> [INSTRUCTIONS FOR THE TASK] Word for word, set down the entries that follow.

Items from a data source
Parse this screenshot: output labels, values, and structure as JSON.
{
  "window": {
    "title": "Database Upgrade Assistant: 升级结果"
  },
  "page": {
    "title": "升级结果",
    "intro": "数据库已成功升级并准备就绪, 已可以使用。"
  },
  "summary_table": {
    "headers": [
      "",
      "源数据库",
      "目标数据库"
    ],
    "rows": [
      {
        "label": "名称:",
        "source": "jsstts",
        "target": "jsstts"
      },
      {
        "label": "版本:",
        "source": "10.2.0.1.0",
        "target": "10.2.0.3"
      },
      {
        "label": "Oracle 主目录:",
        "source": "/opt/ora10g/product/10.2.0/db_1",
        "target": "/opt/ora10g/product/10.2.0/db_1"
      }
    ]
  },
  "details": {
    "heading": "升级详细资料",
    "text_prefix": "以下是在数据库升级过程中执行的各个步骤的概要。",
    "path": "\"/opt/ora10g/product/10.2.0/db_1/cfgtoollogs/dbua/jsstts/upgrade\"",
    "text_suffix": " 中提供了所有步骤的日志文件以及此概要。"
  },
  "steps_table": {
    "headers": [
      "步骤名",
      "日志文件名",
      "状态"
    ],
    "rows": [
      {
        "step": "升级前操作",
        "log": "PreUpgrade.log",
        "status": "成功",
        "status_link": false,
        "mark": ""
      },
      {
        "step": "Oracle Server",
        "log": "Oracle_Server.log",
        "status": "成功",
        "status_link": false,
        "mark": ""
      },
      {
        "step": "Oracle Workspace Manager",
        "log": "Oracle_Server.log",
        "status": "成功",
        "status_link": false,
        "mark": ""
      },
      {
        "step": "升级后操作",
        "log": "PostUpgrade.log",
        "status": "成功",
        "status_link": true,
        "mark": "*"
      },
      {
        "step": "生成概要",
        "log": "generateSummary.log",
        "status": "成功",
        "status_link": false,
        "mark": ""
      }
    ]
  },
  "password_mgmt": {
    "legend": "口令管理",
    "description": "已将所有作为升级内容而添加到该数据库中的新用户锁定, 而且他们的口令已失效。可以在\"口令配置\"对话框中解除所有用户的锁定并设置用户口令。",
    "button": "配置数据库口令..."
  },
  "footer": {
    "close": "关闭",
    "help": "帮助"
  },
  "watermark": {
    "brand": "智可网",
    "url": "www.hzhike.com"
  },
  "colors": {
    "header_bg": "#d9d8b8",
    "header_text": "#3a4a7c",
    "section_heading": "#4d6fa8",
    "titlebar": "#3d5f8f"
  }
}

> [EXERCISE RESULT]
Parse this screenshot: output labels, values, and structure as JSON.
{
  "window": {
    "title": "Database Upgrade Assistant: 升级结果"
  },
  "page": {
    "title": "升级结果",
    "intro": "数据库已成功升级并准备就绪, 已可以使用。"
  },
  "summary_table": {
    "headers": [
      "",
      "源数据库",
      "目标数据库"
    ],
    "rows": [
      {
        "label": "名称:",
        "source": "jsstts",
        "target": "jsstts"
      },
      {
        "label": "版本:",
        "source": "10.2.0.1.0",
        "target": "10.2.0.3"
      },
      {
        "label": "Oracle 主目录:",
        "source": "/opt/ora10g/product/10.2.0/db_1",
        "target": "/opt/ora10g/product/10.2.0/db_1"
      }
    ]
  },
  "details": {
    "heading": "升级详细资料",
    "text_prefix": "以下是在数据库升级过程中执行的各个步骤的概要。",
    "path": "\"/opt/ora10g/product/10.2.0/db_1/cfgtoollogs/dbua/jsstts/upgrade\"",
    "text_suffix": " 中提供了所有步骤的日志文件以及此概要。"
  },
  "steps_table": {
    "headers": [
      "步骤名",
      "日志文件名",
      "状态"
    ],
    "rows": [
      {
        "step": "升级前操作",
        "log": "PreUpgrade.log",
        "status": "成功",
        "status_link": false,
        "mark": ""
      },
      {
        "step": "Oracle Server",
        "log": "Oracle_Server.log",
        "status": "成功",
        "status_link": false,
        "mark": ""
      },
      {
        "step": "Oracle Workspace Manager",
        "log": "Oracle_Server.log",
        "status": "成功",
        "status_link": false,
        "mark": ""
      },
      {
        "step": "升级后操作",
        "log": "PostUpgrade.log",
        "status": "成功",
        "status_link": true,
        "mark": "*"
      },
      {
        "step": "生成概要",
        "log": "generateSummary.log",
        "status": "成功",
        "status_link": false,
        "mark": ""
      }
    ]
  },
  "password_mgmt": {
    "legend": "口令管理",
    "description": "已将所有作为升级内容而添加到该数据库中的新用户锁定, 而且他们的口令已失效。可以在\"口令配置\"对话框中解除所有用户的锁定并设置用户口令。",
    "button": "配置数据库口令..."
  },
  "footer": {
    "close": "关闭",
    "help": "帮助"
  },
  "watermark": {
    "brand": "智可网",
    "url": "www.hzhike.com"
  },
  "colors": {
    "header_bg": "#d9d8b8",
    "header_text": "#3a4a7c",
    "section_heading": "#4d6fa8",
    "titlebar": "#3d5f8f"
  }
}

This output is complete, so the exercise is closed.